Ultimate Adventure 2007 Jeep Wrangler JK - UAJKPosted in Project Vehicles on November 1, 2007
So where were we? In the last three issues of 4-Wheel & Off-Road we've been building up an '07 Jeep Wrangler JK for our annual Ultimate Adventure trip. U.A. is the week-long off-road trip we do every summer, and as usual we're building an over-the-top 4x4 to lead our group of 20 rigs. Now if you look elsewhere in this issue you'll see the completed Jeep running the trails in Texas, but due to the magic and mysteries of magazine edit, this is a behind-the-scenes of how we built the Jeep for the trip. To catch up any stragglers, we started with a two-wheel-drive, four-door Wrangler and took it to get a custom rollcage done at Twisted Customs, then we drove it to American Expedition Vehicles (AEV) where we began combining the channeled Jeep body with a shortened Dodge Mega Cab frame since our plan included a Cummins diesel engine to repower our Ultimate Jeep. It all sounds simple when written out like this, but in fact the crew at AEV spent more than 400 man hours cutting the Jeep body to fit over the frame and drivetrain, plus the engine was moved backward approximately 12 inches to fit under the hood better, not to mention all the messin' about with wiring, plumbing, and suspension to get it just right.
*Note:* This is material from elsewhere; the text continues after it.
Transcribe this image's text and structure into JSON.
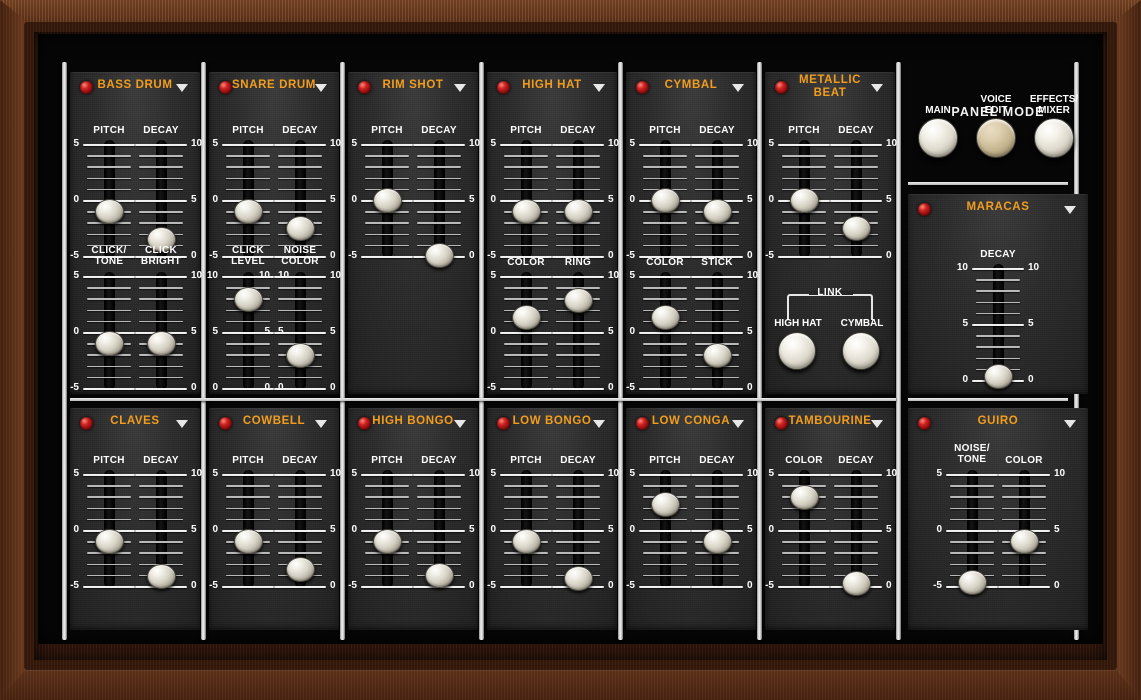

In addition to the Cummins engine, we installed an NV4500 five-speed manual transmission-because we feel Jeeps should have manual transmissions-and a two-speed Atlas Transfer case, both of which were supplied by Advance Adapters. Also this month we'll cover the installation of a set of AAM axles from the new Dodge Power Wagon. We chose these axles because they will bolt right into the Mega Cab suspension, plus they are fitted with selectable lockers front and rear and 4.56 gears which should work perfectly with our new 42-inch BFGoodrich tires. Yes, there are some new treads on the market and we happened to get our hands on the very first set of 42s from BFGoodrich. As you can see, this Jeep buildup is quickly getting out of hand and surpassing the basic build that most of you will ever attempt, but hey, you've got to admit it's pretty cool. Take your basic Jeep, add all the coolest parts Dodge and Jeep have to offer, and what do you get? A bit more than a Rubicon Wrangler and even a bit more than a Dodge Power Wagon, It's the UAJK, but we call it the Rubi Wagon.
The electrical portion of the build would have been a nightmare for sure if it wasn't for the expertise that AEV has with Jeep and Dodge vehicles. Brothers Dave and Jordan Harriton have been working on everything from making the newer Hemi V-8s run when transplanted into Jeep Wranglers to building modules so that the traction control in the Jeep Grand Cherokees and Commanders still works correctly when those vehicles are modified. The current electrical system in the Jeep Wrangler is referred to as a Can Bus network system where there are numerous computers talking to each other and sending electrical messages over the wiring harness thousands of times per second. Included in this system is a primary computerized fuse block known as the Totally Integrated Power Module (TIPM), which helps monitor and disperse power to all the different modules and engine components throughout the Jeep. However, along with this communication from each component where things like the radio, stability control, ABS, and powertrain control module report back their own performance, there are also messages between modules where they identify themselves and each other. So if one computer goes down, when it resets the other computers will tell it who it is. Thus as we were putting a Dodge engine into the Jeep body all of these computers were more than a little bit confused. To start, Dave Harriton sifted through pages of the electrical manual for both the Jeep and the Dodge before modifying the wiring harness to accommodate the diesel engine, Power Wagon lockers, and diesel fuel pump.
Once the wiring was sorted out, Jordan stepped in and did his Geek Squad job on the multiple computers across the network within the Jeep. To simplify it for us he explained that the Jeep now thinks it has a Cummins diesel under its hood instead of the original 3.8L V-6 gas engine, and it also recognizes the four-wheel drive and 42-inch-tall tires and runs accordingly. Imagine it is like a giant office building where every desk knows what they do and what the other desks should be doing, then if you remove one desk and add a new desk you need to get all the other desks in order so they are not only reporting what they are doing, but also inviting the new desk to work amongst them. It's pretty amazing but also pretty complicated from the good old days when you just need 12 volts for lights, ignition, and your winch. In the end we drove this Jeep with no "check engine" lights on the dash at all. Of course the seatbelt light was blinking because we swapped to race harnesses, the airbag light wasn't happy because we changed to aftermarket seats, and for some reason the parking-brake light wouldn't go off, but otherwise the dash was warning-free the majority of the time.